SECTION 21

Along with other unprecedented measures to protect the public, there were ongoing changes to the notice period required to be given when serving a section 21 (“s.21”) notice under the Housing Act 1988.

Although the notice periods for section 8 and 21 notices are now back to the pre-covid notice periods, there are still notices being relied on by landlords and agents that were served when the notice period for section 21 notices was 6 and 4 months’ notice.

A section 21 notice is not indefinitely valid following the enactment of s.36 of the Deregulation Act 2015 which aimed to prevent s.21 notices hanging over tenants. A landlord has a limited time to apply to the Court for a possession order after the serving of a s.21 notice.

The time limits to apply to the Court for a possession order also changed each time the notice period for a section 21 notice changed.

Where a landlord gave a tenant a valid Section 21 notice between 29 August 2020 and 31 May 2021 inclusive, the notice period was 6 months’ notice. The notice can be relied upon to commence proceedings for:

  • 10 months from the date it is given to the tenant; or
  • 4 months from the date specified in the notice as the date after which possession is required.
  • The notice period during this time was a 6 months’ notice.

Where a landlord gave a tenant a valid Section 21 notice between 1 June 2021 and 30 September 2021, the notice period was 4 months’ notice. The notice can be relied upon to commence proceedings for:

  • 8 months from the date it is given to the tenant; or
  • 4 months from the date specified in the notice as the date after which possession is required.

Where a landlord gives a tenant a valid Section 21 notice on or after 1 October 2021, the notice period is back to its original notice period of 2 months’ notice. The notice can be relied upon to commence proceedings the notice will be valid for:

  • 6 months from the date it is given to the tenant; or
  • 4 months from the date specified in the notice as the date after which possession is required.
The Abolishment of the Section 21 Notice

S.21 enables private landlords to repossess their properties from assured shorthold tenants (ASTs) without having to establish fault on the part of the tenant. Hence it is sometimes referred to as the ‘no-fault’ ground for eviction.

Private tenants, their representative bodies, and others working in the sector argue the ability of landlords to terminate an AST at short notice has a detrimental effect on tenants’ wellbeing.

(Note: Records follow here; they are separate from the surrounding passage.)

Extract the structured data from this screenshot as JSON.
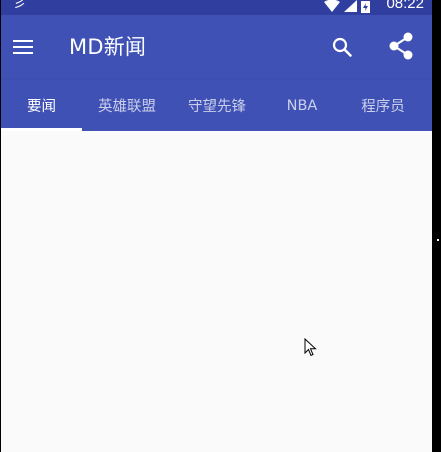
{
  "status_bar": {
    "left_glyph": "彡",
    "time": "08:22"
  },
  "toolbar": {
    "title": "MD新闻",
    "menu_icon": "menu-icon",
    "search_icon": "search-icon",
    "share_icon": "share-icon"
  },
  "tabs": [
    {
      "label": "要闻",
      "active": true
    },
    {
      "label": "英雄联盟",
      "active": false
    },
    {
      "label": "守望先锋",
      "active": false
    },
    {
      "label": "NBA",
      "active": false
    },
    {
      "label": "程序员",
      "active": false
    }
  ],
  "colors": {
    "primary": "#3f51b5",
    "primary_dark": "#303f9f",
    "background": "#fafafa"
  }
}
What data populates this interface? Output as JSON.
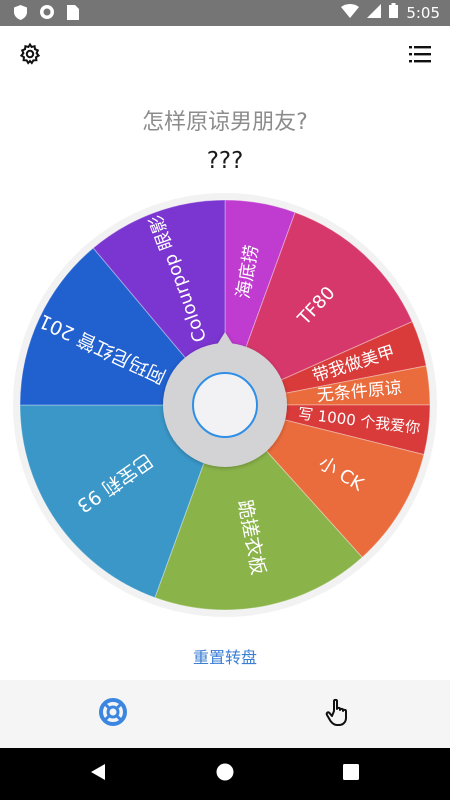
{
  "status": {
    "time": "5:05"
  },
  "header": {
    "settings_icon": "gear-icon",
    "menu_icon": "list-icon"
  },
  "question": "怎样原谅男朋友?",
  "result": "???",
  "wheel": {
    "segments": [
      {
        "label": "海底捞",
        "color": "#c03bcf"
      },
      {
        "label": "TF80",
        "color": "#d6386b"
      },
      {
        "label": "带我做美甲",
        "color": "#d93a3a"
      },
      {
        "label": "无条件原谅",
        "color": "#ea6c3c"
      },
      {
        "label": "写 1000 个我爱你",
        "color": "#d93a3a"
      },
      {
        "label": "小 CK",
        "color": "#ea6c3c"
      },
      {
        "label": "跪搓衣板",
        "color": "#8ab34a"
      },
      {
        "label": "巴宝莉 93",
        "color": "#3a97c8"
      },
      {
        "label": "阿玛尼红管 201",
        "color": "#2160cf"
      },
      {
        "label": "Colourpop 眼影",
        "color": "#7b35d0"
      }
    ]
  },
  "reset_label": "重置转盘",
  "bottom": {
    "wheel_tab_icon": "lifebuoy-icon",
    "tap_tab_icon": "hand-pointer-icon"
  },
  "nav": {
    "back_icon": "back-icon",
    "home_icon": "home-icon",
    "recents_icon": "recents-icon"
  }
}
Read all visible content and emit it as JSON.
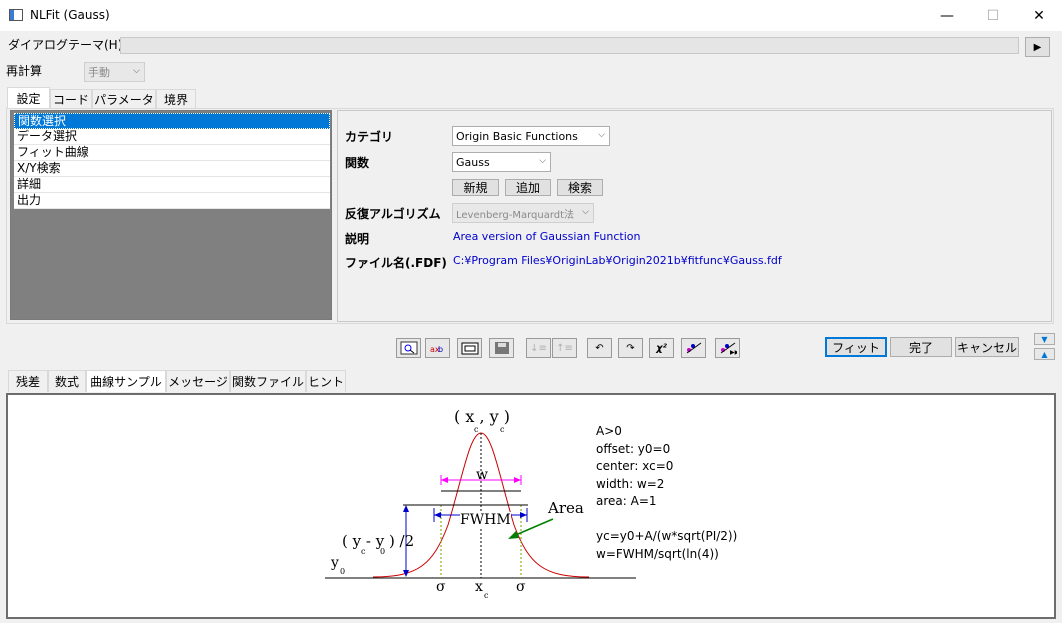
{
  "window": {
    "title": "NLFit (Gauss)",
    "minimize": "—",
    "maximize": "☐",
    "close": "✕"
  },
  "theme": {
    "label": "ダイアログテーマ(H)",
    "play": "▶"
  },
  "recalc": {
    "label": "再計算",
    "value": "手動"
  },
  "top_tabs": [
    "設定",
    "コード",
    "パラメータ",
    "境界"
  ],
  "tree": [
    "関数選択",
    "データ選択",
    "フィット曲線",
    "X/Y検索",
    "詳細",
    "出力"
  ],
  "settings": {
    "category_label": "カテゴリ",
    "category_value": "Origin Basic Functions",
    "function_label": "関数",
    "function_value": "Gauss",
    "new_btn": "新規",
    "add_btn": "追加",
    "search_btn": "検索",
    "algo_label": "反復アルゴリズム",
    "algo_value": "Levenberg-Marquardt法",
    "desc_label": "説明",
    "desc_value": "Area version of Gaussian Function",
    "file_label": "ファイル名(.FDF)",
    "file_value": "C:¥Program Files¥OriginLab¥Origin2021b¥fitfunc¥Gauss.fdf"
  },
  "action_buttons": {
    "fit": "フィット",
    "done": "完了",
    "cancel": "キャンセル"
  },
  "bottom_tabs": [
    "残差",
    "数式",
    "曲線サンプル",
    "メッセージ",
    "関数ファイル",
    "ヒント"
  ],
  "sample": {
    "notes": [
      "A>0",
      "offset: y0=0",
      "center: xc=0",
      "width: w=2",
      "area: A=1",
      "",
      "yc=y0+A/(w*sqrt(PI/2))",
      "w=FWHM/sqrt(ln(4))"
    ],
    "peak_label": "( x , y )",
    "peak_sub_c1": "c",
    "peak_sub_c2": "c",
    "w_label": "w",
    "fwhm_label": "FWHM",
    "area_label": "Area",
    "half_label": "( y - y ) /2",
    "half_sub_c": "c",
    "half_sub_0": "0",
    "y0_label": "y",
    "y0_sub": "0",
    "sigma_left": "σ",
    "sigma_right": "σ",
    "xc_label": "x",
    "xc_sub": "c"
  },
  "colors": {
    "accent": "#0078d7",
    "curve": "#cc0000",
    "w_marker": "#ff00ff",
    "fwhm_marker": "#0000cc",
    "area_arrow": "#008000",
    "guide": "#70a000"
  }
}
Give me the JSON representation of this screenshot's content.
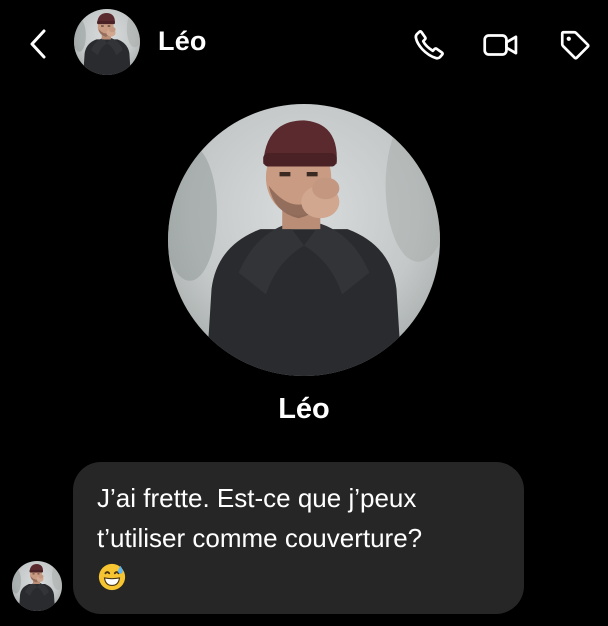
{
  "header": {
    "contact_name": "Léo",
    "back_icon": "chevron-left-icon",
    "actions": [
      "phone-icon",
      "video-camera-icon",
      "tag-icon"
    ]
  },
  "profile": {
    "name": "Léo"
  },
  "messages": [
    {
      "from": "Léo",
      "text": "J’ai frette. Est-ce que j’peux\nt’utiliser comme couverture?",
      "emoji": "grinning-face-with-sweat"
    }
  ],
  "colors": {
    "background": "#000000",
    "bubble": "#262626",
    "text": "#ffffff"
  }
}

On 15 April 2019, the then-Government announced: “Private landlords will no longer be able to evict tenants from their homes at short notice and without good reason.” This was followed by a consultation process which ran between July and October 2019. The consultation paper proposed the abolition of section 21 of the Housing Act 1988.

In addition to abolishing section 21, the consultation paper proposed measures to strengthen and extend the Grounds for possession which are preceded by the service of a section 8 notice, particularly where the property is needed for the landlord’s or a family member’s use, and if the landlord wants to sell. The Government response was initially expected later in 2021.

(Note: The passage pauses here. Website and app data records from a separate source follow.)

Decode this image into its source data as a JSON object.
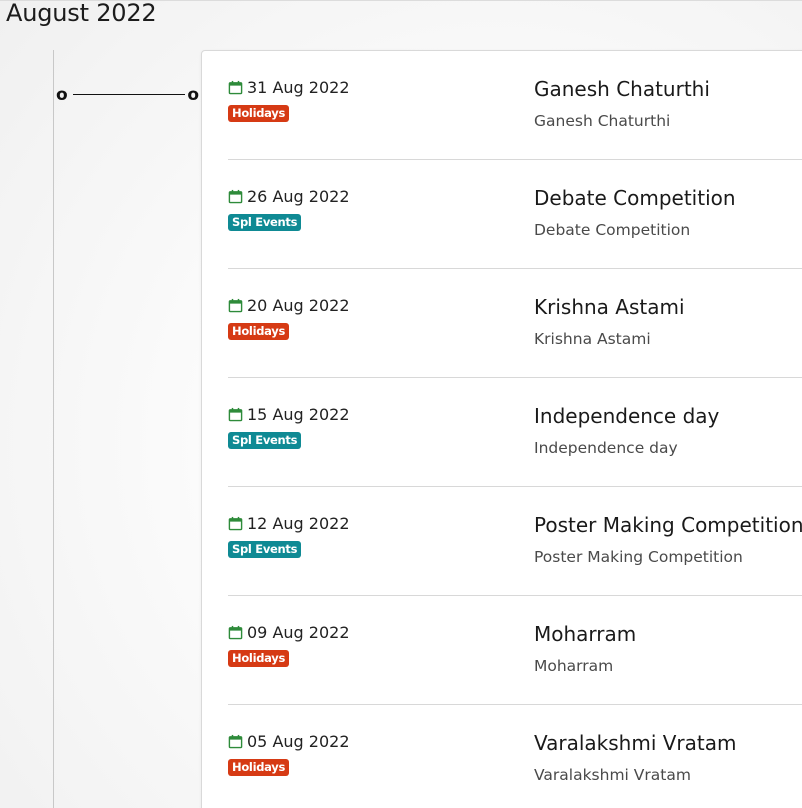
{
  "header": {
    "month_title": "August 2022"
  },
  "connector": {
    "left_marker": "o",
    "right_marker": "o"
  },
  "colors": {
    "holidays_badge": "#d63a14",
    "spl_events_badge": "#0f8a94",
    "calendar_icon": "#2e8b3a"
  },
  "events": [
    {
      "date": "31 Aug 2022",
      "category": "Holidays",
      "title": "Ganesh Chaturthi",
      "subtitle": "Ganesh Chaturthi",
      "icon": "calendar-icon"
    },
    {
      "date": "26 Aug 2022",
      "category": "Spl Events",
      "title": "Debate Competition",
      "subtitle": "Debate Competition",
      "icon": "calendar-icon"
    },
    {
      "date": "20 Aug 2022",
      "category": "Holidays",
      "title": "Krishna Astami",
      "subtitle": "Krishna Astami",
      "icon": "calendar-icon"
    },
    {
      "date": "15 Aug 2022",
      "category": "Spl Events",
      "title": "Independence day",
      "subtitle": "Independence day",
      "icon": "calendar-icon"
    },
    {
      "date": "12 Aug 2022",
      "category": "Spl Events",
      "title": "Poster Making Competition",
      "subtitle": "Poster Making Competition",
      "icon": "calendar-icon"
    },
    {
      "date": "09 Aug 2022",
      "category": "Holidays",
      "title": "Moharram",
      "subtitle": "Moharram",
      "icon": "calendar-icon"
    },
    {
      "date": "05 Aug 2022",
      "category": "Holidays",
      "title": "Varalakshmi Vratam",
      "subtitle": "Varalakshmi Vratam",
      "icon": "calendar-icon"
    }
  ]
}
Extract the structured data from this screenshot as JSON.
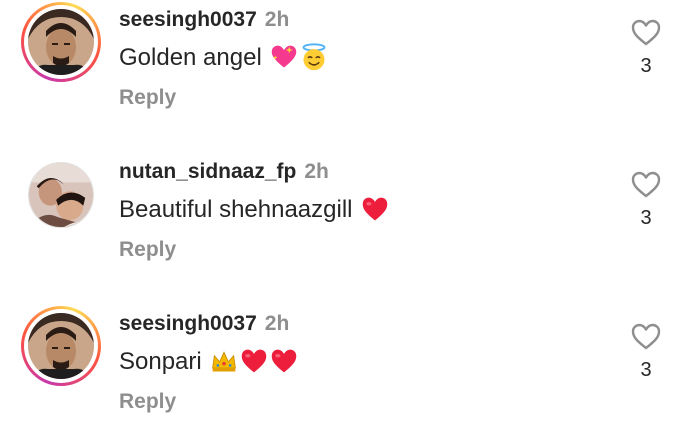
{
  "comments": [
    {
      "username": "seesingh0037",
      "time": "2h",
      "text": "Golden angel",
      "emoji": [
        "sparkling-heart",
        "smiling-face-with-halo"
      ],
      "reply_label": "Reply",
      "like_count": "3",
      "avatar_ring": true
    },
    {
      "username": "nutan_sidnaaz_fp",
      "time": "2h",
      "text": "Beautiful shehnaazgill",
      "emoji": [
        "red-heart"
      ],
      "reply_label": "Reply",
      "like_count": "3",
      "avatar_ring": false
    },
    {
      "username": "seesingh0037",
      "time": "2h",
      "text": "Sonpari",
      "emoji": [
        "crown",
        "red-heart",
        "red-heart"
      ],
      "reply_label": "Reply",
      "like_count": "3",
      "avatar_ring": true
    }
  ],
  "colors": {
    "text_primary": "#262626",
    "text_secondary": "#8e8e8e",
    "heart_red": "#ed1e3c",
    "ring_gradient": [
      "#c837ab",
      "#ff543e",
      "#ffdd55"
    ]
  }
}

On 3 March 2021 the Housing Minister, Christopher Pincher, said the Renters’ Reform Bill will be brought forward “once the urgencies of responding to the pandemic have passed.”

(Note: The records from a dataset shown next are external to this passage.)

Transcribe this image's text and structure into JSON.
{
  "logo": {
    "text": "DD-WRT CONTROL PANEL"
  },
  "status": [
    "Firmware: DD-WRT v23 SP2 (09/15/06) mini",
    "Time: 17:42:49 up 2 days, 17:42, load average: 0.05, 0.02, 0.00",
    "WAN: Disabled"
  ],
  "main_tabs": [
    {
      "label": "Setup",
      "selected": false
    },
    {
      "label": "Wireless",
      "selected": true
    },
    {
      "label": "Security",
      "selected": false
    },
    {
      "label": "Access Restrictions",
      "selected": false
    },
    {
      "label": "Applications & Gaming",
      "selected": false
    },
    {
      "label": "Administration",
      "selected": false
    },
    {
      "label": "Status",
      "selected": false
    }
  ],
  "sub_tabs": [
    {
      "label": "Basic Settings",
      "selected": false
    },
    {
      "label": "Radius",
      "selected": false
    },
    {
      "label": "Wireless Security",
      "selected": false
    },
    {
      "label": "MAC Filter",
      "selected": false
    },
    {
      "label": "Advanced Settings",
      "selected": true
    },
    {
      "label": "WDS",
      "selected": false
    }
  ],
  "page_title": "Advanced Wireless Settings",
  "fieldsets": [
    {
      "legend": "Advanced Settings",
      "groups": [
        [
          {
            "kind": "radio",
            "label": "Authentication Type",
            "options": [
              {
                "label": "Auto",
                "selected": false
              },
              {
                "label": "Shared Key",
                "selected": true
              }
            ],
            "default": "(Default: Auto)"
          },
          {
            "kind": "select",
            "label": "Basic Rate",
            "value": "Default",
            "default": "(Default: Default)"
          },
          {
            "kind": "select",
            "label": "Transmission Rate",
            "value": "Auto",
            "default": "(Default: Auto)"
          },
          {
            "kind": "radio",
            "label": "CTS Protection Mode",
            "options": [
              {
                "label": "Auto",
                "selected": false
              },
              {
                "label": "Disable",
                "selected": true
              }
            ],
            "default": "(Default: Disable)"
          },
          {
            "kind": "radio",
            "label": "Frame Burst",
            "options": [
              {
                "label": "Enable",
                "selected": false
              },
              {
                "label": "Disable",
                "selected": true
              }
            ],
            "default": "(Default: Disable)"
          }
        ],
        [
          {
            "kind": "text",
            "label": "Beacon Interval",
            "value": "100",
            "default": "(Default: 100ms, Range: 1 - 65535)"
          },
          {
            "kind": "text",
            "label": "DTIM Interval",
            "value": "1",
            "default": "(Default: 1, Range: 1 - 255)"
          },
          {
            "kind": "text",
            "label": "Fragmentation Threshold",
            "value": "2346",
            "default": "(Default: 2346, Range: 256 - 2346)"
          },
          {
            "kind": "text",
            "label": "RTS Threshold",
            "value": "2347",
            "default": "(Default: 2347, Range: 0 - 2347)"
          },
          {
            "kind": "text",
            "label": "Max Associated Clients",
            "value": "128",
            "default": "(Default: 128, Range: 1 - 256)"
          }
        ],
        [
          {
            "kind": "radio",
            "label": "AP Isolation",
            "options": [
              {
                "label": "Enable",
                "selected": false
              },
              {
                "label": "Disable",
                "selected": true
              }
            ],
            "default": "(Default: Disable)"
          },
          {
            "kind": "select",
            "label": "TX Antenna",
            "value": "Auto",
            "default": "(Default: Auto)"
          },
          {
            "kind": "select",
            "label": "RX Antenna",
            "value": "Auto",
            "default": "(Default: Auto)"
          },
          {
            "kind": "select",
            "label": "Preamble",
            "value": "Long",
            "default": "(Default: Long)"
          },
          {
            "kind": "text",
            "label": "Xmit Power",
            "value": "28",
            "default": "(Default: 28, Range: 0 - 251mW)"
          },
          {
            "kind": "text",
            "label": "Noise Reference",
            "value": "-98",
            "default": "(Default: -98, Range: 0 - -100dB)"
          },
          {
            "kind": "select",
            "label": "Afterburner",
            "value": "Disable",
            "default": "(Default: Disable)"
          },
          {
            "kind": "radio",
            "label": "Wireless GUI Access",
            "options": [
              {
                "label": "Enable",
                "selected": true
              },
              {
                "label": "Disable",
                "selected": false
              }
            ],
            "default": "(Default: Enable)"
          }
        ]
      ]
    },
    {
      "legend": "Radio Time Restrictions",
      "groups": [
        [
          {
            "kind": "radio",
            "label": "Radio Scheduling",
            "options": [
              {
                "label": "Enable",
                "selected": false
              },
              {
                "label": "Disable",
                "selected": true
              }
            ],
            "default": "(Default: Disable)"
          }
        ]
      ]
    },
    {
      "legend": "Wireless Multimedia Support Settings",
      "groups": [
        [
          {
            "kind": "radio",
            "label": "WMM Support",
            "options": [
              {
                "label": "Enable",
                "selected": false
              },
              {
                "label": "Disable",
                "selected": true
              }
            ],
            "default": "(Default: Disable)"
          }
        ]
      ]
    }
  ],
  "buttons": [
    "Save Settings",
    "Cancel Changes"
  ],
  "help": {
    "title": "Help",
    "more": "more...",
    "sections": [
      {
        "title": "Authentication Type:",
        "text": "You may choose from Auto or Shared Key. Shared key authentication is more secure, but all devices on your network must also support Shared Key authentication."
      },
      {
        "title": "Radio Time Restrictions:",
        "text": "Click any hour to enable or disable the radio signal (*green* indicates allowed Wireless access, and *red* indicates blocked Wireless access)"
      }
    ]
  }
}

There is a clear divide in opinion between organisations advocating on behalf of tenants and those advocating on behalf of private landlords. Broadly, tenant organisations support the abolition of section 21 while landlord bodies oppose it.